Not as old as humans, but old enough that they couldn’t risk the strange side effects that manifested from them as they began to change. Arnold listened. It was all starting to make sense. The cleanliness, the flashes of light from the treatment room and the level of intelligence within the residents. Even after thousands of years they were light years ahead in I.Q compared to humans. Having robots to look after them made perfect sense, but even though they had lived amongst us for hundreds of years they still needed someone to make sure they didn’t give themselves away at the end of their lives…some kind of early warning system to prevent any suspicious behaviour. After all they still had to interact with the normal population.


What better way than to have their own smoke alarm so to speak. “A token human being.” Arnold smiled. He was their monitor. If he noticed anything odd about the residents they would know to alter their behaviour. It was the perfect arrangement. Miss Davenport looked at Arnold, her head cocked on one side. Probably a mannerism she’d noted and mirrored for effect Arnold thought. “So how are we doing?” Arnold shook his head. “Until I stuck my nose in I guess you were doing fine.”


Miss Davenport gave one of her tight smiles. Arnold swore he could hear the clicking of solenoids. As an engineer he realised he was always listening for the first signs of a mechanical problem. But then his hearing wasn’t great anymore and he could easily have imagined it.   “Well then I suppose the next step is up to you.


Sue came bustling in with a shopping bag full of little surprises. A hide chew for Buster. The weekend papers and some snacks for him, as well as a few things he’d asked her to bring in. Buster got straight into his chew. Arnold stood up and walked over to the lady serving teas. He took the cups and some slices of cake and trotted back to place them on the table net to Sue. She looked at him wide-eyed. “What happened to you?” He paused, then realised what she was talking about. “They have some pretty good treatments here.” Sue shook her head in bewilderment. “They must have. You’ve had five operations on that knee, and none of them worked.” He shrugged, picked the Sudoku book out of her bag and thumbed through it. Sue smiled. “You’d better put a good word in for me with that Miss Davenport next time you see her.


None of us is getting any younger and I could do with staying in a care home full of miracle workers. Mrs Riley across from you will be green with envy when she sees you jogging around while she’s still using her Zimmer to get about.” Arnold smiled as he flicked through the Sudoku book.
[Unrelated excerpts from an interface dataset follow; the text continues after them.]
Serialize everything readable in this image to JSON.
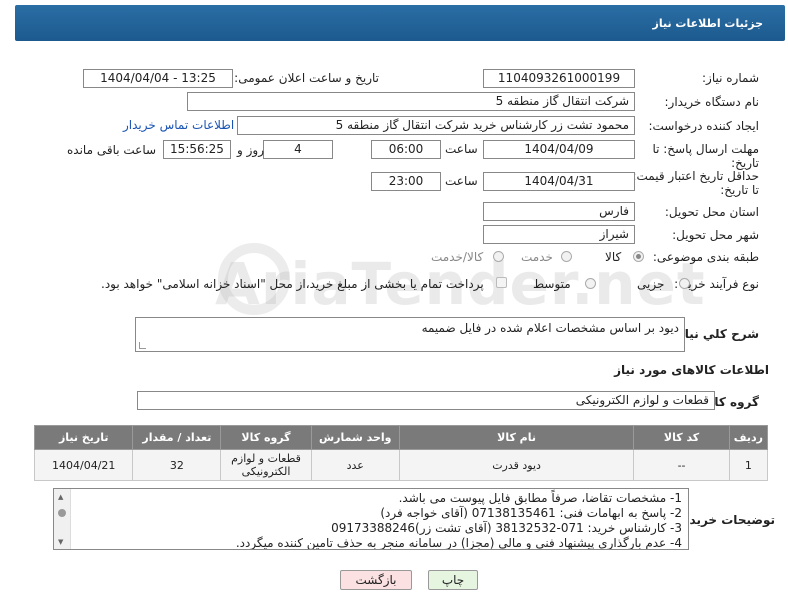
{
  "header": {
    "title": "جزئیات اطلاعات نیاز"
  },
  "labels": {
    "need_number": "شماره نیاز:",
    "announce_datetime": "تاریخ و ساعت اعلان عمومی:",
    "buyer_org": "نام دستگاه خریدار:",
    "request_creator": "ایجاد کننده درخواست:",
    "reply_deadline": "مهلت ارسال پاسخ: تا تاریخ:",
    "hour": "ساعت",
    "day_and": "روز و",
    "remaining": "ساعت باقی مانده",
    "price_validity": "حداقل تاریخ اعتبار قیمت: تا تاریخ:",
    "delivery_province": "استان محل تحویل:",
    "delivery_city": "شهر محل تحویل:",
    "category": "طبقه بندی موضوعی:",
    "purchase_type": "نوع فرآیند خرید :",
    "general_desc": "شرح كلي نياز:",
    "goods_info": "اطلاعات کالاهای مورد نیاز",
    "goods_group": "گروه کالا:",
    "buyer_notes": "توضیحات خریدار:"
  },
  "fields": {
    "need_number": "1104093261000199",
    "announce_datetime": "1404/04/04 - 13:25",
    "buyer_org": "شرکت انتقال گاز منطقه 5",
    "request_creator": "محمود تشت زر کارشناس خرید شرکت انتقال گاز منطقه 5",
    "contact_link": "اطلاعات تماس خریدار",
    "reply_date": "1404/04/09",
    "reply_time": "06:00",
    "reply_days": "4",
    "remaining_time": "15:56:25",
    "validity_date": "1404/04/31",
    "validity_time": "23:00",
    "province": "فارس",
    "city": "شیراز",
    "general_desc": "دیود بر اساس مشخصات اعلام شده در فایل ضمیمه",
    "goods_group": "قطعات و لوازم الکترونیکی"
  },
  "category_options": [
    {
      "label": "کالا",
      "selected": true
    },
    {
      "label": "خدمت",
      "selected": false
    },
    {
      "label": "کالا/خدمت",
      "selected": false
    }
  ],
  "purchase_options": [
    {
      "label": "جزیی",
      "selected": false
    },
    {
      "label": "متوسط",
      "selected": false
    }
  ],
  "payment_note": "پرداخت تمام یا بخشی از مبلغ خرید،از محل \"اسناد خزانه اسلامی\" خواهد بود.",
  "table": {
    "headers": [
      "ردیف",
      "کد کالا",
      "نام کالا",
      "واحد شمارش",
      "گروه کالا",
      "تعداد / مقدار",
      "تاریخ نیاز"
    ],
    "rows": [
      [
        "1",
        "--",
        "دیود قدرت",
        "عدد",
        "قطعات و لوازم الکترونیکی",
        "32",
        "1404/04/21"
      ]
    ]
  },
  "notes": [
    "1-  مشخصات تقاضا، صرفاً مطابق فایل پیوست می باشد.",
    "2- پاسخ به ابهامات فنی: 07138135461 (آقای خواجه فرد)",
    "3- کارشناس خرید: 071-38132532 (آقای تشت زر)09173388246",
    "4- عدم بارگذاری پیشنهاد فنی و مالی (مجزا) در سامانه منجر به حذف تامین کننده میگردد."
  ],
  "buttons": {
    "print": "چاپ",
    "back": "بازگشت"
  },
  "watermark": "AriaTender.net",
  "colors": {
    "header": "#1f5f94",
    "link": "#1a54b4",
    "print_bg": "#e6f5e0",
    "back_bg": "#fbe1e1"
  }
}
That should keep me going till teatime he thought. He wondered if the slight hum from his knee had been audible as he trotted back from the tea trolley. He’d have to get them to check on that during his next treatment.